Maybe I'm a bit old fashioned (in fact, I'm certain of it!) but I can tell you that despite the wonderful device that is my Samsung Galaxy S5 - and all the other like phones (even iPhones!) there is still a soft spot in me, for simpler technology and simpler times. When cameras took beautiful photos without the software doing its best to ruin the experience. When I could come home and flick a switch on the stereo system and the music would play instantly from the radio or a CD. Not having to first link up to some home network, download a controller app, select the music source and search for a song or playlist. Inevitably discovering that my $1500 'smart' A/V receiver can't be discovered on my home network because the IP address is set to static, not DHCP - and I can't even access the setup menu because that requires plugging in a TV monitor via HDMI, of which I have none. Gone are the days where every feature of a device could be controlled from the remote - good luck winning at anything unless you have the on-screen menu.

What on earth has any of this got to do with web design?

What on earth does any of this have to do with web design? Well, not a great deal directly. But at the end of the day, the reason I liked all of my individual devices, is because each one was best in class for the task that it was designed for. As far as I was concerned, there was never a better point-and-shoot range of compact cameras than the Canon Ixus series. My Garmin Edge was a GPS navigator purpose built for use on bicycles, strapping to the handle bar and using simplified maps for a smaller screen that could also be seen easily in bright sunlight. My laptop was near state of the art (for its time). My phone was virtually indestructable being of the rugged, tradesman type, waterproof, dust-proof and drop proof, perfect for the harsh conditions of being on the road for months, crossing mountain ranges, rivers and deserts. My Flip video was the best HD personal recording device on the market.

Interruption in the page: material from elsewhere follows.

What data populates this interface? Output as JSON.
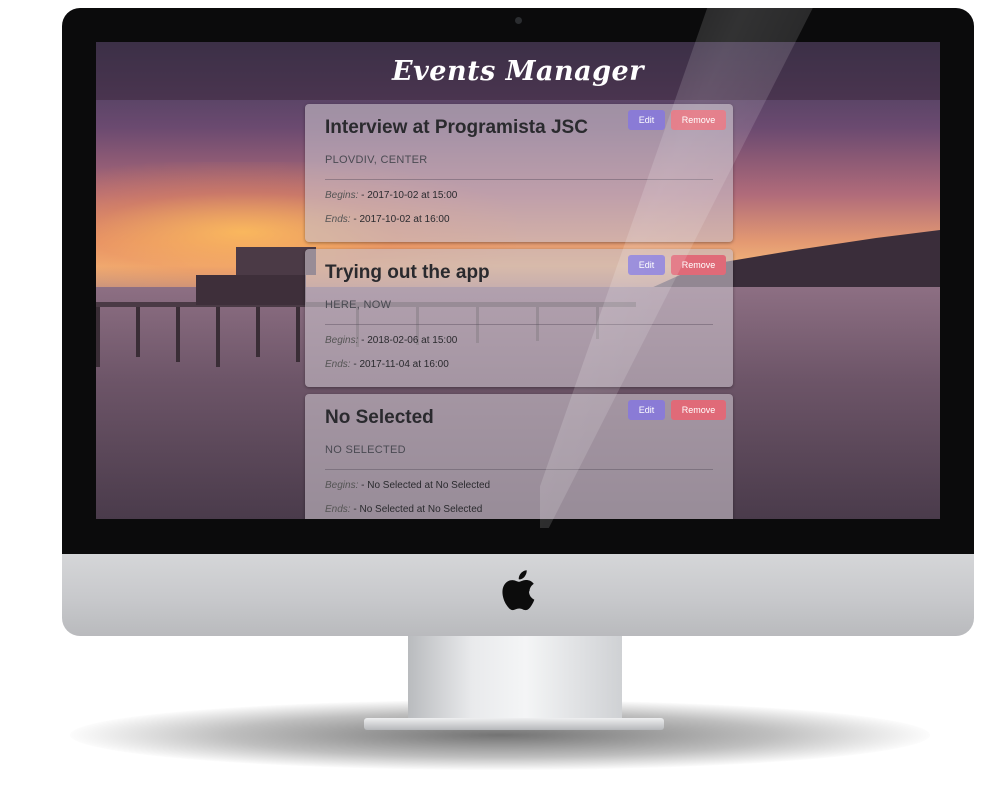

All were brilliantly designed, at the top of the market and using the latest in technology, for 2008. We knew no better. Every function on every device was simple and intuitive and things just worked well. Combining them all together into one device has been largely very successful, but not without its flaws.

I think in web design, we can take a lesson from this. Two actually.

The first, obvious and certainly not earth shattering, is that the user experience and the interface is critical. The fact that Wiliam spends in order of 10-20% of a project budget on UX and design discovery, is no accident. Getting this right is critical - as the old saying goes, changes are much easier to make at the start of a project, as they are at the end (and that reflects cost).

The second, is not so obvious but has been a trend for many websites over the past few years. Simplify. We are seeing (and designing) more and more websites that do only one thing, but they do it well. People can get so caught up with thinking they need a website with all the bells and whistles. Leave nothing out! But these take longer to design and build, and often are confusing and don't give the customer one thing to focus on. Wiliam's solution to this is MVP - minimum viable product - and we've written about it in this blog, a lot. It means get your website to market sooner, with the minimum amount of work and keep to the bare basics. By the time you've mucked around with your idea and re-written the site a dozen times... chances are you've missed your opportunity as somebody else has already launched in competition.

But simplify. Keep your customer focused. What do you want them to do? Make contact for a quote? Post an advertisement? Sign-up to a newsletter? The Canon Ixus was a fantastic camera because it didn't try to be anything else but a great camera. You used it to take photos, then when you wanted to check the time, you looked at your watch. It didn't try to be a jack of all trades. And that's what I like about the Ixus, the Flip, the Garmin, the Casio watch, and all the other wonderful toys from years past that are all but forgotten and obselete these days.

Sentimental? Yes. But I'm right, sometimes. Maybe mobile phones still have a long way to go before we've designed the perfect interface. Meanwhile, everything old is new again, just you wait and see.